/ 1 September 2022

Casual Day raises questions about the visibility and belonging of disabled South Africans

Source: Facebook.

Casual Day will be celebrated tomorrow, 2 September, as it is every year. The National Council of and for Persons with Disabilities’s fundraising and awareness campaign, which encourages the public to purchase stickers and merchandise in support of several organisations, is celebrating its 27th year. The theme for this year’s event is the rather upbeat #ICelebrateSA. As a person with a disability, I’m not sure there is much to celebrate, though.

Over the past few weeks, I have had the immense privilege to speak to high school learners at special schools about their lives, their experiences at school and in their communities, and their hopes for and concerns about the future. 

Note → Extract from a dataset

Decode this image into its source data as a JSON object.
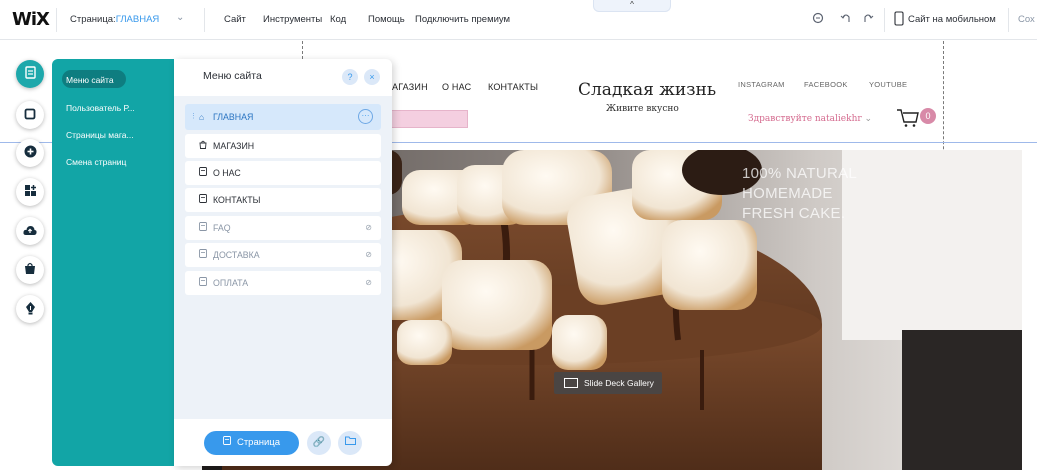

These young people, all with visual impairments, spoke about the ways in which they are negatively impacted by gender-based violence, racism, substance abuse and disability discrimination. They worried about the future – that negative ideas about the capabilities of visually impaired people would prevent them from finding employment, that others would treat them badly and that their talents would not be recognised or valued. 

They were also concerned about the lack of resources and subject choices at their schools, most of which do not offer pure maths, physical science or accounting. They understood that, without these subjects, their options for further study and employment would be severely limited. With the South African National Council for the Blind estimating that unemployment rates for visually impaired South Africans may be as high as 97%, the fears expressed by these learners are not unfounded.

Yet, facing significant challenges, these young people explained that it was their duty to be resilient and to counteract negative stereotypes about visual impairment and blindness so they would be included. I internalised a similar message as a young person experiencing progressive sight loss – that the world was not going to welcome me and that it was my responsibility to fit in. This is what society expects from people with disabilities, unfailingly positive people who persist in overcoming the barriers that society constructs and maintains against them. 

Disability inclusion is often viewed, not as a right, but as dependent upon the internal strength and determination of individual people with disabilities. Surrounded by this message, people with disabilities might come to feel that a mistake, a bad day, a lost temper, a failed exam has not only dire consequences for them as individuals but also reflects badly on the entire disabled population. This is a heavy burden for anyone, not least a teenager, to bear.

After more than 25 years of democracy, there has been little progress made towards achieving full socioeconomic inclusion and equality for people with disabilities. The Life Esidimeni tragedy is quickly fading from public awareness – if it had a place there to begin with. Those who work in the disability rights arena often feel as though we are having the same conversations that we were having two decades ago – and we are. Disability continues to be viewed as an individual problem, a problem to do with bodies that are different, rather than as a problem that rests with a social fabric that is hostile to this difference.

Casual Day is an important campaign because it raises much-needed funds to support organisations that provide direct services to people with disabilities. Many such organisations have withstood further reductions in government funding in the last year, making funds raised from private individuals, companies and schools even more vital to their survival. Yet, this campaign, and others like it, raise uneasy questions for me about visibility and invisibility, belonging and not belonging.

On Casual Day this year, how many children will enjoy wearing their casual clothes in schools where learners and teachers with disabilities are not welcome? How many businesspeople will proudly wear their stickers in workplaces that are inaccessible and unwilling to adapt to include employees with disabilities? 

In the past, disability was kept firmly out of sight in special schools, residential institutions and sheltered workshops. Despite seemingly progressive policies on inclusive education, disability employment targets and anti-discrimination, this situation does not appear to be much changed. People with disabilities are rarely our colleagues, our teachers, our doctors or our business managers. Disability does not feature in our school curricula, let alone in our actual classrooms and playgrounds. 

For many who support Casual Day, disability will remain a distant thing, largely out of sight on the fringes of society, and inclusion will remain viewed as someone else’s responsibility. Awareness might be raised about the difficulties facing people with disabilities, but as long as those difficulties are viewed as more about them (their different bodies) than about us (our inaccessible world), the status quo will remain intact.

So, what is there to celebrate? I choose to celebrate us – people with disabilities. We should not have to be so resilient, but we so often are, and it’s hard. I celebrate the people with disabilities who, both formally and informally, promote disability equality, who patiently have the same conversations over and over again with politician after politician, with employer after employer. I celebrate the intellect and humour of the young people it has been my delight to spend time with recently. I celebrate our families and the people who support us.

Support Casual Day. Organisations need your financial support more than ever, but think about the spaces you occupy. Look around and notice who is there and who is not, who the space welcomes and who it does not, and ask yourself why.

Dr Michelle Botha is a postdoctoral research fellow at the Centre for Disability and Rehabilitation Studies in the Faculty of Medicine and Health Sciences at Stellenbosch University.

The views expressed are those of the author and do not necessarily reflect the official policy or position of the Mail & Guardian.